## Problem details
Which lines in the records below hold the word "value"? Copy each of them.

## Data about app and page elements
--- START ---

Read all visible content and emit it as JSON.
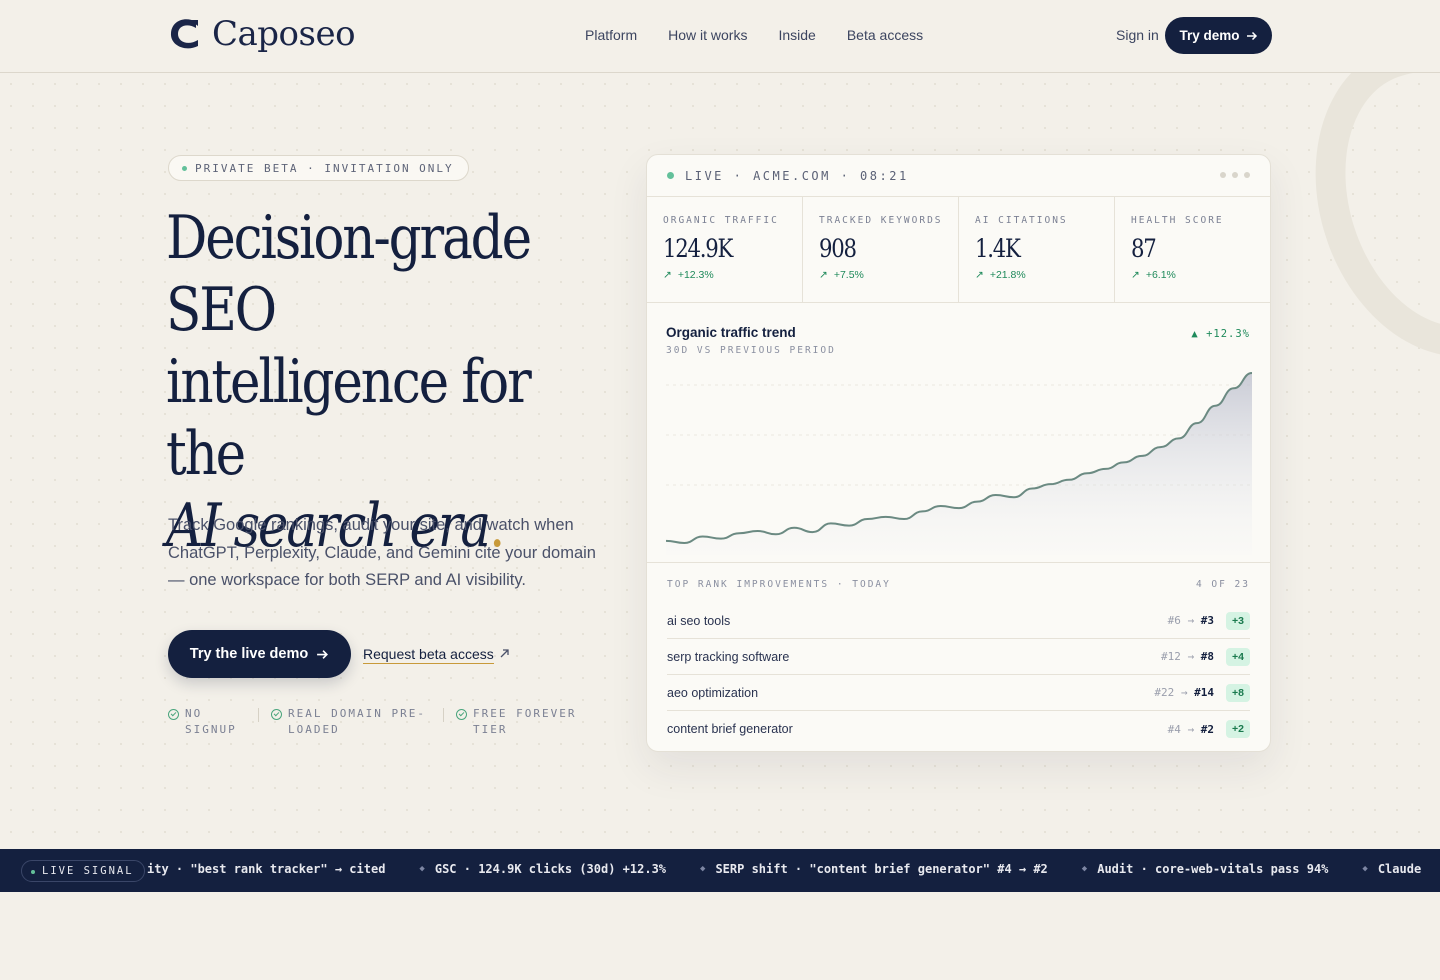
{
  "header": {
    "brand": "Caposeo",
    "nav": [
      "Platform",
      "How it works",
      "Inside",
      "Beta access"
    ],
    "signin": "Sign in",
    "cta": "Try demo"
  },
  "hero": {
    "badge": "PRIVATE BETA · INVITATION ONLY",
    "headline_line1": "Decision-grade",
    "headline_line2": "SEO",
    "headline_line3": "intelligence for the",
    "headline_italic": "AI search era",
    "headline_dot": ".",
    "subtext": "Track Google rankings, audit your site, and watch when ChatGPT, Perplexity, Claude, and Gemini cite your domain — one workspace for both SERP and AI visibility.",
    "primary_cta": "Try the live demo",
    "secondary_cta": "Request beta access",
    "perks": [
      "NO SIGNUP",
      "REAL DOMAIN PRE-LOADED",
      "FREE FOREVER TIER"
    ]
  },
  "dashboard": {
    "top_bar": "LIVE · ACME.COM · 08:21",
    "kpis": [
      {
        "label": "ORGANIC TRAFFIC",
        "value": "124.9K",
        "delta": "+12.3%"
      },
      {
        "label": "TRACKED KEYWORDS",
        "value": "908",
        "delta": "+7.5%"
      },
      {
        "label": "AI CITATIONS",
        "value": "1.4K",
        "delta": "+21.8%"
      },
      {
        "label": "HEALTH SCORE",
        "value": "87",
        "delta": "+6.1%"
      }
    ],
    "chart_title": "Organic traffic trend",
    "chart_subtitle": "30D VS PREVIOUS PERIOD",
    "chart_delta": "▲ +12.3%",
    "ranks_title": "TOP RANK IMPROVEMENTS · TODAY",
    "ranks_count": "4 OF 23",
    "ranks": [
      {
        "keyword": "ai seo tools",
        "from": "#6",
        "to": "#3",
        "change": "+3"
      },
      {
        "keyword": "serp tracking software",
        "from": "#12",
        "to": "#8",
        "change": "+4"
      },
      {
        "keyword": "aeo optimization",
        "from": "#22",
        "to": "#14",
        "change": "+8"
      },
      {
        "keyword": "content brief generator",
        "from": "#4",
        "to": "#2",
        "change": "+2"
      }
    ]
  },
  "chart_data": {
    "type": "area",
    "title": "",
    "xlabel": "",
    "ylabel": "",
    "y": [
      18,
      16,
      22,
      20,
      25,
      27,
      24,
      30,
      26,
      34,
      32,
      38,
      40,
      38,
      45,
      50,
      48,
      54,
      60,
      58,
      66,
      70,
      74,
      80,
      84,
      90,
      96,
      104,
      112,
      126,
      142,
      158,
      172
    ]
  },
  "ticker": {
    "badge": "LIVE SIGNAL",
    "items": [
      "ity · \"best rank tracker\" → cited",
      "GSC · 124.9K clicks (30d) +12.3%",
      "SERP shift · \"content brief generator\" #4 → #2",
      "Audit · core-web-vitals pass 94%",
      "Claude"
    ]
  },
  "colors": {
    "navy": "#14203f",
    "accent_gold": "#c89a3a",
    "positive_green": "#1f8a5b",
    "live_green": "#63c09a",
    "background": "#f3f0e9"
  }
}
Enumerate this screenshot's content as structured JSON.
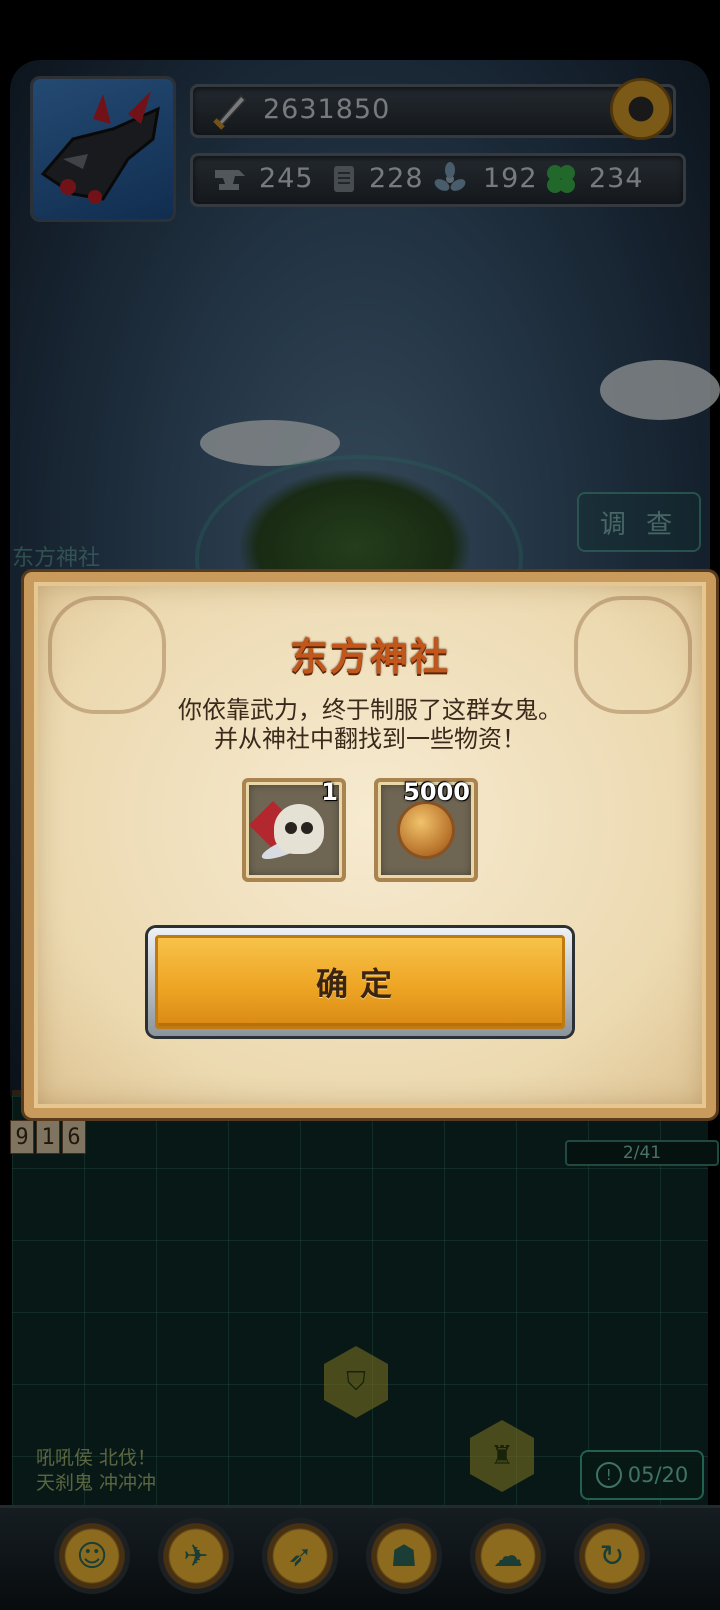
{
  "hud": {
    "power": "2631850",
    "resources": [
      {
        "icon": "anvil-icon",
        "value": "245"
      },
      {
        "icon": "scroll-icon",
        "value": "228"
      },
      {
        "icon": "fan-icon",
        "value": "192"
      },
      {
        "icon": "clover-icon",
        "value": "234"
      }
    ]
  },
  "background": {
    "location_label": "东方神社",
    "survey_label": "调 查",
    "counter": [
      "9",
      "1",
      "6"
    ],
    "progress_text": "2/41",
    "hex_buttons": [
      {
        "icon": "shield-banner-icon",
        "glyph": "⛉"
      },
      {
        "icon": "castle-icon",
        "glyph": "♜"
      }
    ],
    "chat_lines": [
      "吼吼侯  北伐！",
      "天刹鬼  冲冲冲"
    ],
    "quest_counter": "05/20",
    "quest_icon_glyph": "!"
  },
  "dock": [
    {
      "icon": "pet-icon",
      "glyph": "☺"
    },
    {
      "icon": "airship-icon",
      "glyph": "✈"
    },
    {
      "icon": "rocket-icon",
      "glyph": "➶"
    },
    {
      "icon": "bag-icon",
      "glyph": "☗"
    },
    {
      "icon": "cloud-creature-icon",
      "glyph": "☁"
    },
    {
      "icon": "refresh-icon",
      "glyph": "↻"
    }
  ],
  "modal": {
    "title": "东方神社",
    "message_line1": "你依靠武力，终于制服了这群女鬼。",
    "message_line2": "并从神社中翻找到一些物资！",
    "rewards": [
      {
        "icon": "skull-relic-icon",
        "quantity": "1"
      },
      {
        "icon": "copper-coin-icon",
        "quantity": "5000"
      }
    ],
    "confirm_label": "确定"
  },
  "colors": {
    "modal_title": "#c2561b",
    "confirm_button": "#eea524",
    "parchment": "#ecd9b0"
  }
}
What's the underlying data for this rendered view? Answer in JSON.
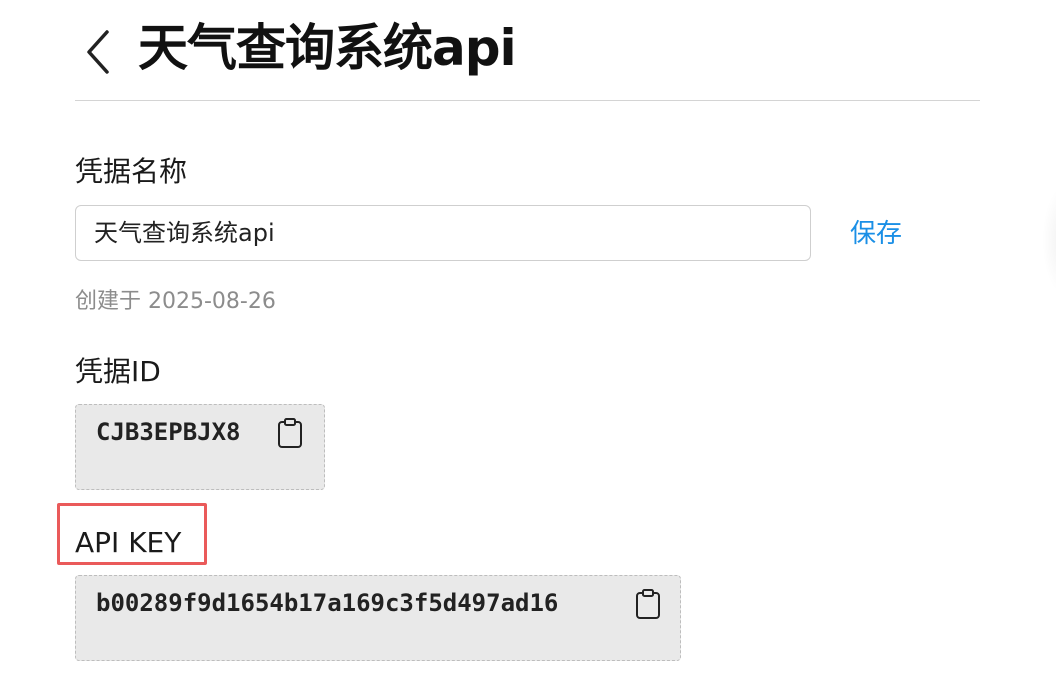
{
  "header": {
    "back_icon": "chevron-left-icon",
    "title": "天气查询系统api"
  },
  "credential_name": {
    "label": "凭据名称",
    "value": "天气查询系统api",
    "save_label": "保存"
  },
  "created": {
    "text": "创建于 2025-08-26"
  },
  "credential_id": {
    "label": "凭据ID",
    "value": "CJB3EPBJX8",
    "copy_icon": "clipboard-icon"
  },
  "api_key": {
    "label": "API KEY",
    "value": "b00289f9d1654b17a169c3f5d497ad16",
    "copy_icon": "clipboard-icon",
    "highlight_color": "#ea5a5a"
  },
  "colors": {
    "accent": "#1a8fe6",
    "muted_text": "#8c8c8c",
    "code_background": "#e9e9e9"
  }
}
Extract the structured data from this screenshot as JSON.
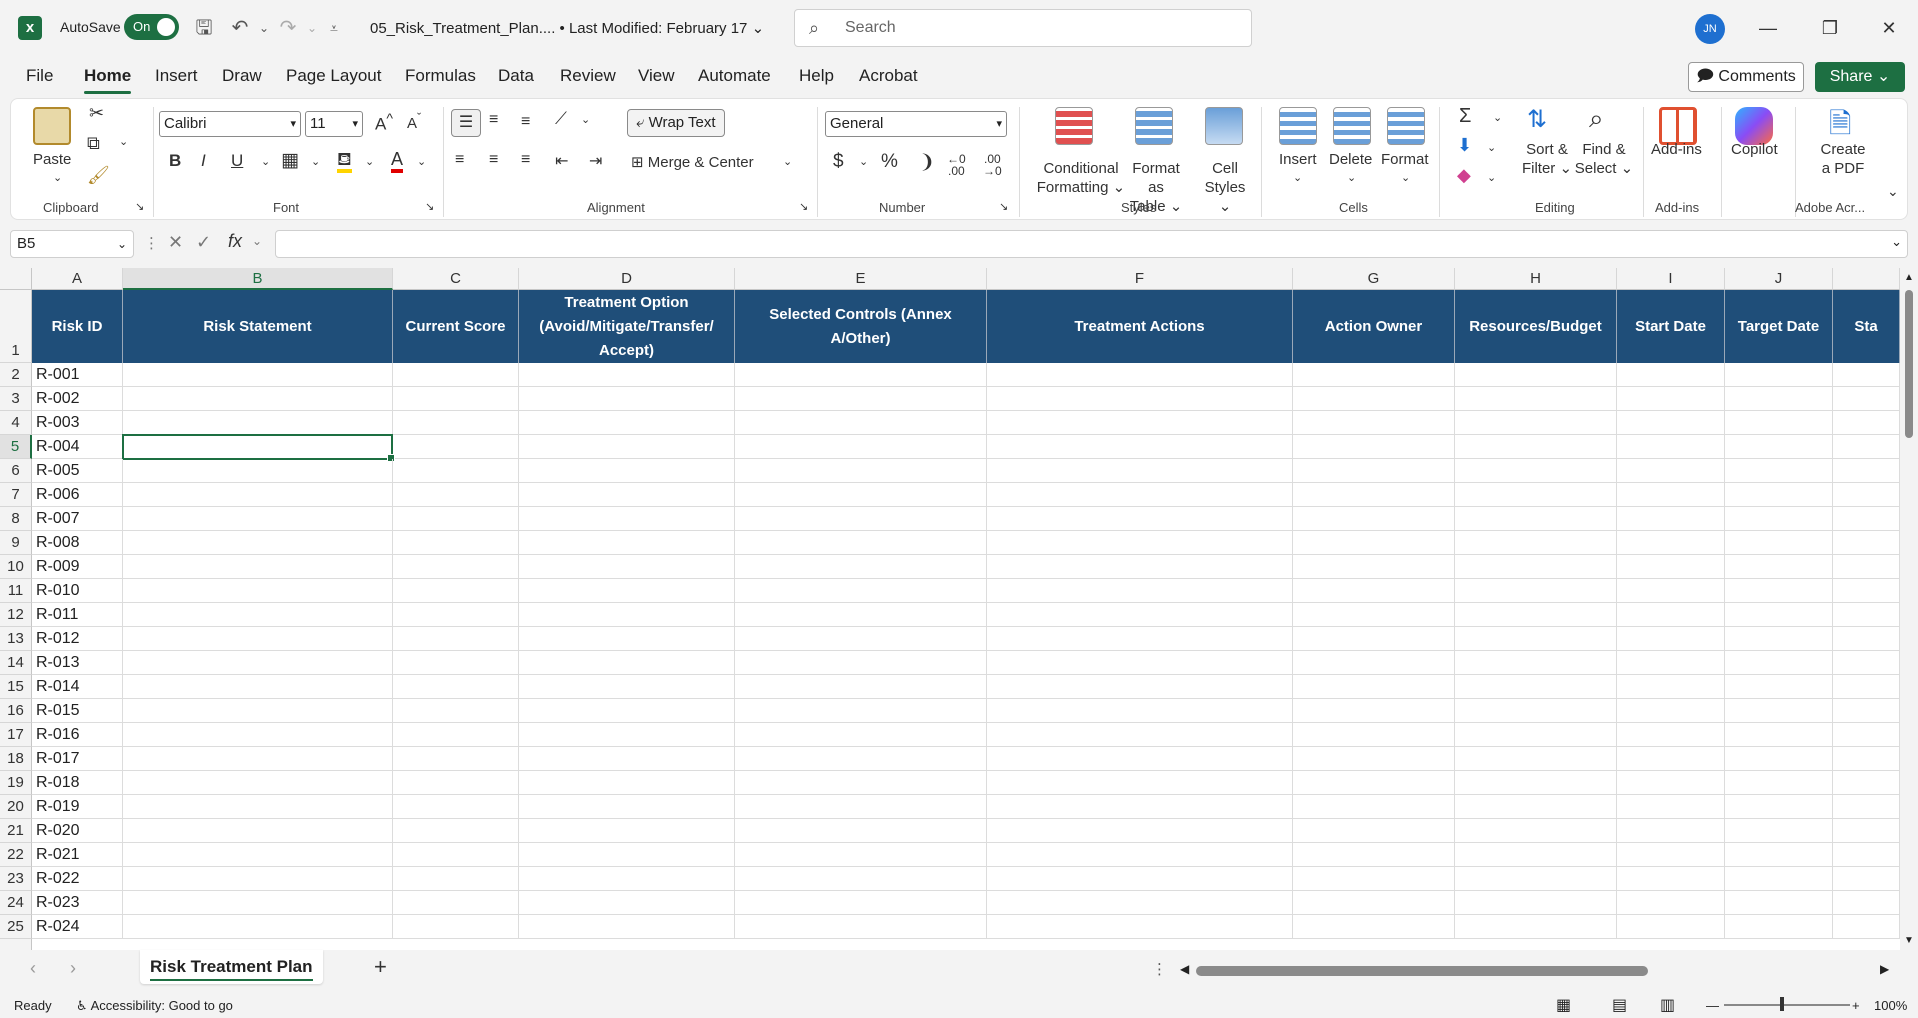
{
  "app": {
    "autosave_label": "AutoSave",
    "autosave_state": "On",
    "document_title": "05_Risk_Treatment_Plan.... • Last Modified: February 17",
    "search_placeholder": "Search",
    "user_initials": "JN"
  },
  "tabs": [
    "File",
    "Home",
    "Insert",
    "Draw",
    "Page Layout",
    "Formulas",
    "Data",
    "Review",
    "View",
    "Automate",
    "Help",
    "Acrobat"
  ],
  "header_buttons": {
    "comments": "Comments",
    "share": "Share"
  },
  "ribbon": {
    "clipboard": {
      "paste": "Paste",
      "label": "Clipboard"
    },
    "font": {
      "name": "Calibri",
      "size": "11",
      "label": "Font",
      "bold": "B",
      "italic": "I",
      "underline": "U",
      "font_color": "A"
    },
    "alignment": {
      "wrap_text": "Wrap Text",
      "merge_center": "Merge & Center",
      "label": "Alignment"
    },
    "number": {
      "format": "General",
      "currency": "$",
      "percent": "%",
      "comma": "❩",
      "label": "Number"
    },
    "styles": {
      "conditional_formatting_1": "Conditional",
      "conditional_formatting_2": "Formatting",
      "format_as_table_1": "Format as",
      "format_as_table_2": "Table",
      "cell_styles_1": "Cell",
      "cell_styles_2": "Styles",
      "label": "Styles"
    },
    "cells": {
      "insert": "Insert",
      "delete": "Delete",
      "format": "Format",
      "label": "Cells"
    },
    "editing": {
      "sort_filter_1": "Sort &",
      "sort_filter_2": "Filter",
      "find_select_1": "Find &",
      "find_select_2": "Select",
      "label": "Editing"
    },
    "addins": {
      "addins": "Add-ins",
      "label": "Add-ins"
    },
    "copilot": {
      "label": "Copilot"
    },
    "adobe": {
      "create_pdf_1": "Create",
      "create_pdf_2": "a PDF",
      "label": "Adobe Acr..."
    }
  },
  "formula_bar": {
    "name_box": "B5",
    "fx": "fx",
    "value": ""
  },
  "columns": [
    "A",
    "B",
    "C",
    "D",
    "E",
    "F",
    "G",
    "H",
    "I",
    "J"
  ],
  "header_row": [
    "Risk ID",
    "Risk Statement",
    "Current Score",
    "Treatment Option (Avoid/Mitigate/Transfer/ Accept)",
    "Selected Controls (Annex A/Other)",
    "Treatment Actions",
    "Action Owner",
    "Resources/Budget",
    "Start Date",
    "Target Date",
    "Sta"
  ],
  "rows": [
    {
      "num": "1",
      "id": ""
    },
    {
      "num": "2",
      "id": "R-001"
    },
    {
      "num": "3",
      "id": "R-002"
    },
    {
      "num": "4",
      "id": "R-003"
    },
    {
      "num": "5",
      "id": "R-004"
    },
    {
      "num": "6",
      "id": "R-005"
    },
    {
      "num": "7",
      "id": "R-006"
    },
    {
      "num": "8",
      "id": "R-007"
    },
    {
      "num": "9",
      "id": "R-008"
    },
    {
      "num": "10",
      "id": "R-009"
    },
    {
      "num": "11",
      "id": "R-010"
    },
    {
      "num": "12",
      "id": "R-011"
    },
    {
      "num": "13",
      "id": "R-012"
    },
    {
      "num": "14",
      "id": "R-013"
    },
    {
      "num": "15",
      "id": "R-014"
    },
    {
      "num": "16",
      "id": "R-015"
    },
    {
      "num": "17",
      "id": "R-016"
    },
    {
      "num": "18",
      "id": "R-017"
    },
    {
      "num": "19",
      "id": "R-018"
    },
    {
      "num": "20",
      "id": "R-019"
    },
    {
      "num": "21",
      "id": "R-020"
    },
    {
      "num": "22",
      "id": "R-021"
    },
    {
      "num": "23",
      "id": "R-022"
    },
    {
      "num": "24",
      "id": "R-023"
    },
    {
      "num": "25",
      "id": "R-024"
    }
  ],
  "sheet": {
    "name": "Risk Treatment Plan",
    "add": "+"
  },
  "status": {
    "ready": "Ready",
    "accessibility": "Accessibility: Good to go",
    "zoom": "100%"
  }
}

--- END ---

## Written answer
        "value": "124.9K",
        "value": "908",
        "value": "1.4K",
        "value": "87",
        "value": "245"
        "value": "228"
        "value": "192"
        "value": "234"
    "value": "天气查询系统api",
    "value": "CJB3EPBJX8",
    "value": "b00289f9d1654b17a169c3f5d497ad16",
    "value": ""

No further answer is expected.